Whole Foods Market, Inc. (WFM): Too Expensive?

Whole Foods Market, Inc.Over the past 30 years or so, Whole Foods Market, Inc. (NASDAQ:WFM) has taken advantage of the American dietary trend toward healthier and more natural foods, and has grown into the largest retailer of natural and organic groceries in the United States. With shares trading over 10% lower than their 52-week high at a time when everything else in the market seems to be reaching new highs daily, is Whole Foods Market, Inc. (NASDAQ:WFM) worth a look, or is the rapid growth potential of this company a thing of the past?

About Whole Foods

As mentioned, Whole Foods Market, Inc. (NASDAQ:WFM) is the largest organic and natural food retailer in the U.S., with over 340 stores in 37 states. The company tries to create an atmosphere that specifically caters to health-conscious consumers. The company has grown tremendously over the past few decades, as shown in the last 10 years’ revenues:

The average Whole Foods store is 38,000 square feet and sells about $36 million annually. The stores contain a wide variety of products including natural and organic foods, dietary supplements, personal care products, and household items.

Will there be Growth?

One of the ways that Whole Foods Market, Inc. (NASDAQ:WFM) tries to differentiate itself from other supermarket chains is by its emphasis on perishable food items, which account for almost 70% of the company’s sales. This causes customers to shop more often, increasing inventory turnover and reducing waste, allowing the stores to run more efficiently.

Lately, Whole Foods Market, Inc. (NASDAQ:WFM) has begun offering more lower-priced products, in direct contrast to most organic food stores, which should lead to above-average growth. The company has also placed a renewed emphasis on expansion, and plans to open about 85 new stores in the near future.

Too Expensive?
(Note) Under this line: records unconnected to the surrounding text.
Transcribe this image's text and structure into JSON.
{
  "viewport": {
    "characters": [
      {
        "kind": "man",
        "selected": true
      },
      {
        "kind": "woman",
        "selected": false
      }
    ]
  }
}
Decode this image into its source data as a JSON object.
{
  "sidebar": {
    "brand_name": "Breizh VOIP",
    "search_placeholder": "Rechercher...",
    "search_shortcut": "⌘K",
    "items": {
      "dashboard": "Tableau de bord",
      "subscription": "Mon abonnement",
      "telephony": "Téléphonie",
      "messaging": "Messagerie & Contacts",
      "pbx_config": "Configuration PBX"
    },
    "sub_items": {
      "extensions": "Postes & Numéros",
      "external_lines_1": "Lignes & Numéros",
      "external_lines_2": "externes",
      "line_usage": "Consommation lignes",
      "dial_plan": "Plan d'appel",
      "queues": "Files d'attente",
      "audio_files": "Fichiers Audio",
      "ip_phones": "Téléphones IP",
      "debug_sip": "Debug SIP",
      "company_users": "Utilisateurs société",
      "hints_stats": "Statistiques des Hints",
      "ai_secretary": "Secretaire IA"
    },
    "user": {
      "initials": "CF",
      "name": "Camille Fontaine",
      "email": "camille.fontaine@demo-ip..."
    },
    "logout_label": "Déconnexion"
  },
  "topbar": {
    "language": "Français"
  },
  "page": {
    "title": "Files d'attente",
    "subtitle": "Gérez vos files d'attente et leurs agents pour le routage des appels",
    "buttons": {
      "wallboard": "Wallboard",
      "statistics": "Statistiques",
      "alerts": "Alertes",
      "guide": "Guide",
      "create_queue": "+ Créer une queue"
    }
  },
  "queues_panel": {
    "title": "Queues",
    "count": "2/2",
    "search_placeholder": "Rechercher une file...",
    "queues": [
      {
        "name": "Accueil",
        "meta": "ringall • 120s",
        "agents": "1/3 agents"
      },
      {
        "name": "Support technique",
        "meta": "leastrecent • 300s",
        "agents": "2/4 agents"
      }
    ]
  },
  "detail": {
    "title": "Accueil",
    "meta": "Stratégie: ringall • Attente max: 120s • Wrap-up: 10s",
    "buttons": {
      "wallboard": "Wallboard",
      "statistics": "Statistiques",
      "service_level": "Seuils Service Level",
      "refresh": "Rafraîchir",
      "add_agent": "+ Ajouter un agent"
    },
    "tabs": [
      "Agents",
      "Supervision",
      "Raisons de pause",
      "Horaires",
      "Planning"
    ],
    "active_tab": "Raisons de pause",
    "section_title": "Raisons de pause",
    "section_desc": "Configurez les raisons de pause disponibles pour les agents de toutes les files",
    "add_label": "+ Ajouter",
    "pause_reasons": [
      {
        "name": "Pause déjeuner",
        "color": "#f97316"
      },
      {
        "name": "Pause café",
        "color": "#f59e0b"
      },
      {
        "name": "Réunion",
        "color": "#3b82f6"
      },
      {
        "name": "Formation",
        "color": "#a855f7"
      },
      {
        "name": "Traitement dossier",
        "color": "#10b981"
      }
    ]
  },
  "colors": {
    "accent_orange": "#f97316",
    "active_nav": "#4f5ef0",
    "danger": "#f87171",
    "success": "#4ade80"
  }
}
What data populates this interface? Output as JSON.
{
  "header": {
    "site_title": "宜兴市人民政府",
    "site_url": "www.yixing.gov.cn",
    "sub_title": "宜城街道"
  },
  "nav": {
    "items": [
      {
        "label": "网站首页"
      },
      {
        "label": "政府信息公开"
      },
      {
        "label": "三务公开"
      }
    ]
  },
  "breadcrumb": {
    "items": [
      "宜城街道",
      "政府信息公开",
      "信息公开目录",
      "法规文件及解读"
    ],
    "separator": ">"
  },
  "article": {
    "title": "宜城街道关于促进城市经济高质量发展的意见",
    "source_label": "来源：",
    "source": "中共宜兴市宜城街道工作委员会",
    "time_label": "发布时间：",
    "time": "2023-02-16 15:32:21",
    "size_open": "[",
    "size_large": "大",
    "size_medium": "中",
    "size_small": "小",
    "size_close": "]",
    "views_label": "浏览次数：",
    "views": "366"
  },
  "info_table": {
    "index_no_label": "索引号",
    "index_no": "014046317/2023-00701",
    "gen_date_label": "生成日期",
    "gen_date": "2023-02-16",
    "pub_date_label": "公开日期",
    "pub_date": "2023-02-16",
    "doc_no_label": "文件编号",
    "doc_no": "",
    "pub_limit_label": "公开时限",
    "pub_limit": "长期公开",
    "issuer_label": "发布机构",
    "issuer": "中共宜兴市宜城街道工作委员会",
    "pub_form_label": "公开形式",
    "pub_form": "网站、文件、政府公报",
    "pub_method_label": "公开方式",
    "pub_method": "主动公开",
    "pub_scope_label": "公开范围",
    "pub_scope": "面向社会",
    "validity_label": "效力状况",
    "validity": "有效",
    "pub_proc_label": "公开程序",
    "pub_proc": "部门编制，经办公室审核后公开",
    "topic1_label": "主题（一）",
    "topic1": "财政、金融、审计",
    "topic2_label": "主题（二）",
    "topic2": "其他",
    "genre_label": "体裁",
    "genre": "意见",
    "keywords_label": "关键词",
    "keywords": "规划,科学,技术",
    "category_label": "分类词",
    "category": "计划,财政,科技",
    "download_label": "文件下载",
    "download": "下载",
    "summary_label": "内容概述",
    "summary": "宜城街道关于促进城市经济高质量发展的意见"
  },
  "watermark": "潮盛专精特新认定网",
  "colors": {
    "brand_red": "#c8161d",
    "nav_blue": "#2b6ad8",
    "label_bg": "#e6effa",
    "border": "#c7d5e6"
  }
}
At over 32 times last year’s earnings, Whole Foods does appear to be a bit on the expensive side. The consensus calls for a forward growth rate of about 15% annually, which doesn’t really justify such a high multiple. The company does have a very attractive balance sheet with over $1.2 billion in cash and virtually no debt; however this is quite frankly not enough to justify such a lofty valuation, despite the stable nature of the company and the upward trend in organic and natural groceries.

The Alternatives

For comparison’s sake, let’s see how more traditional grocery retailers are valued. The Kroger Co. (NYSE:KR) is one of the largest grocery chains in the market, and Wal-Mart Stores, Inc. (NYSE:WMT) does more grocery business than anyone else in the United States.